In France, the events of May 1968 were the catalyst for transgressive and provocative expression. The messages were political, cultural and social, with a certain pœtry in evidence along with anti-establishment overtones. A number of French artists embraced urban art to a greater or lesser extent as a means of taking hold of reality : Daniel Buren used the street as a means of pursuing his political agenda, creating wild displays within the city; Ernest Pignon-Ernest, a French urban art pioneer, produced silk-screen prints questioning the place of the individual in society, which he scattered about the city at inopportune moments.
As the USA experienced economic and social upheaval and the effects of the Vietnam War, Hip Hop culture was born and its popularity soared during the Reagan era. After the low point characterizing the 1970s, New York emerged as a hub of urban and creative energy with the arrival of graffiti artists such as Keith Haring, Jean-Michel Basquiat, Kenny Scharf and even Futura 2000.
Embodying this Hip Hop culture, Keith Haring, white chalk in hand, traveled the New York Subway, planting his characters in unoccupied advertising space. More than 5,000 unsigned temporary pieces and subway drawings brought him popularity and recognition. With a simple, colorful style, the artist’s work depicts his struggle against societal issues : religion, mass consumption and the environmental damage caused by human activity.
From the start of the 1980s, galleries and major contemporary art events progressively embraced the underground scene and graffiti was recognized as an aesthetic discipline. While both were invited to participate in the documenta de Kassel in 1982, Keith Haring achieved success in the same year during his first personal exhibition at the Tony Shafrazi gallery. The following year, Basquiat became both the youngest and the first black artist to be exhibited at the Whitney Museum of American Art biennial in New York. Two artists who, by taking art to the wall, contributed to making street art a genre in its own right.
The Street Art exhibition at the Tate Modern in 2008 was the first urban art exhibition to cross the threshold of an internationally recognized museum. In asking six artists (including Blu, Faile and Sixeart) to cover one of its walls with their work, the London museum demonstrated the popularity of street art among museums. This popularity was corroborated by the 80,000 spectators that hurried to attend the exhibition TAG au Grand Palais in Paris in 2009.

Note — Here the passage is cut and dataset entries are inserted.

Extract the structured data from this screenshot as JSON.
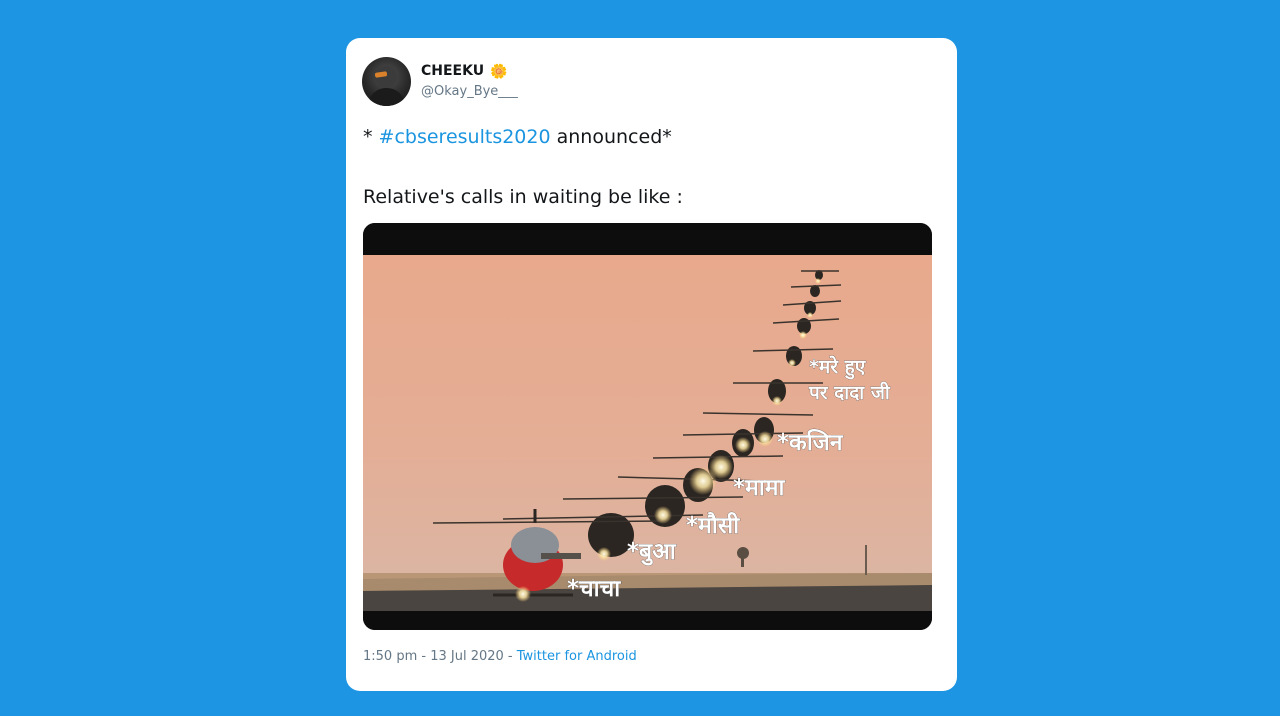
{
  "tweet": {
    "author_name": "CHEEKU",
    "verified_emoji": "🌼",
    "handle": "@Okay_Bye___",
    "text_prefix": "* ",
    "hashtag": "#cbseresults2020",
    "text_suffix": " announced*",
    "line2": "Relative's calls in waiting be like :",
    "timestamp": "1:50 pm - 13 Jul 2020",
    "separator": " - ",
    "source": "Twitter for Android"
  },
  "media": {
    "labels": {
      "chacha": "*चाचा",
      "bua": "*बुआ",
      "mausi": "*मौसी",
      "mama": "*मामा",
      "cousin": "*कजिन",
      "dead_line1": "*मरे हुए",
      "dead_line2": "पर दादा जी"
    }
  },
  "colors": {
    "background": "#1d95e3",
    "link": "#1b95e0",
    "secondary_text": "#657786"
  }
}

Street art in the sights of gallery owners and museums as well as auction houses.
While street art has not escaped the art market, the collaboration between the first two on the list has intensified over the years. Auction houses have thus become essential players and collectors increasingly attracted. Christie’s, Sotheby’s, ArtCurial, Bonhams and Drouot all sell street art, alone or incorporated within contemporary art sales. Artcurial annual street art sales illustrate the phenomenon : 566,992 euros in 2011, 1,008,206 euros in 2012 and 1,297,151 euros in 2013. This urban art development has transformed the public sales sector into a marketing medium.
Known for his photos in XXL format, JR is now enjoying international popularity, both with an admiring public and famous museums. Between the 2007 Venice Biennial and the MOCA, the artist broke down walls at the Perrotin gallery which offered him his first personal exhibition at the end of 2011.

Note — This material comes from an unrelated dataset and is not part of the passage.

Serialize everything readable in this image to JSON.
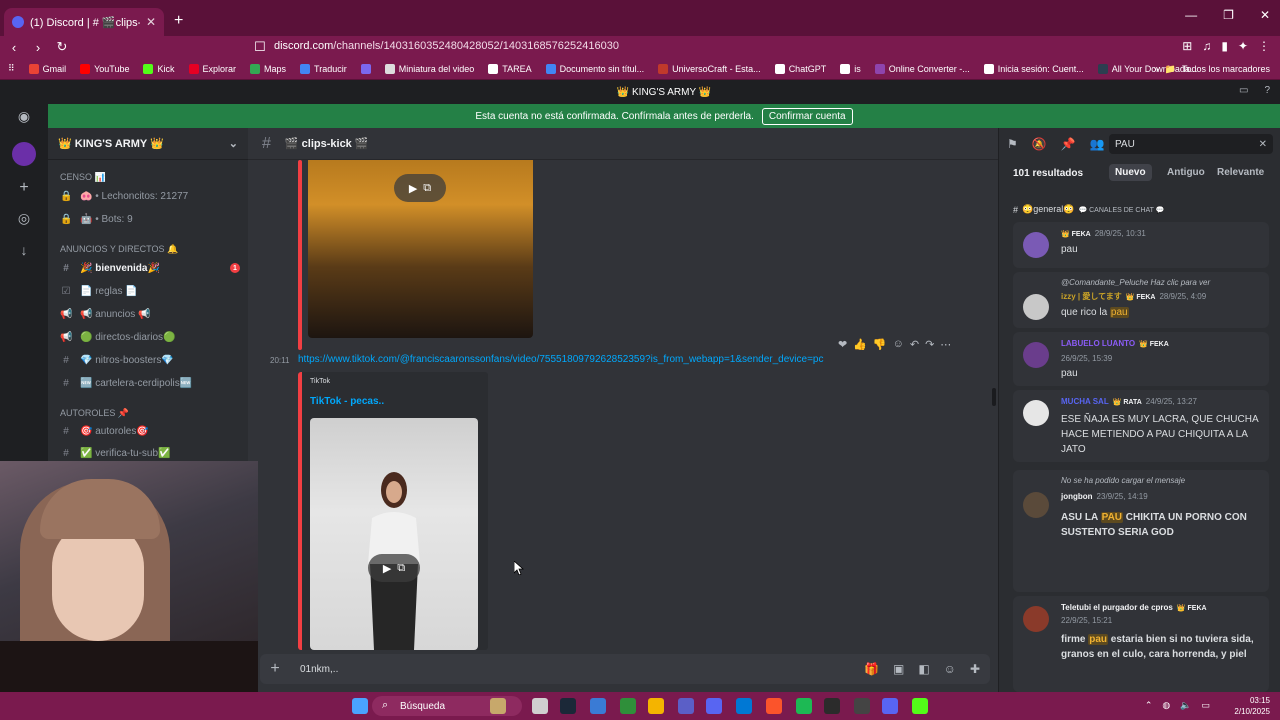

Winner of the 2011 TED Prize, JR launched Inside-Out Project; a large-scale, effective viral marketing operation. With his XXL photo booth, the artist has attracted people in their thousands in places as diverse as New York, Paris, Tokyo and Mexico, allowing him to put his JR signature on more than 155,000 portraits which have already been sent to his New York studio. JR is also a communicator. The sheer size of his interventions and the carefully selected places mean he enjoys significant media coverage.
From being marginalized by the art world by refusing to adapt, street art is sliding towards institutionalization and gentrification. The romantic ideal of street as having developed outside the speculative fields of the art market is far from the truth. Bolstered by globalization and new technology, street art has followed the contemporary art path and adopted the same strategies. The Internet has emerged as a powerful means of visibility; photographing and sharing representative images on social networks has given new meaning to time. Urban style artwork has become more mainstream, and you can now buy artwork online for digital download from sites such as Instinct Art. The pen and ink style art can be downloaded as digital PDF files ready to be printed and framed for use in both home and professional settings.
While the effervescence of the street art market is indicative of a certain interest, it has not yet been completely figured out and a range of questions remain on both the moral and legal spectrum. Morality is questioned when Banksy and Invader pieces are taken from the public arena to later reappear in auction catalogues. This is perfectly legal but it dœs question the link between the pieces and their environment, which forms the very foundations of street art.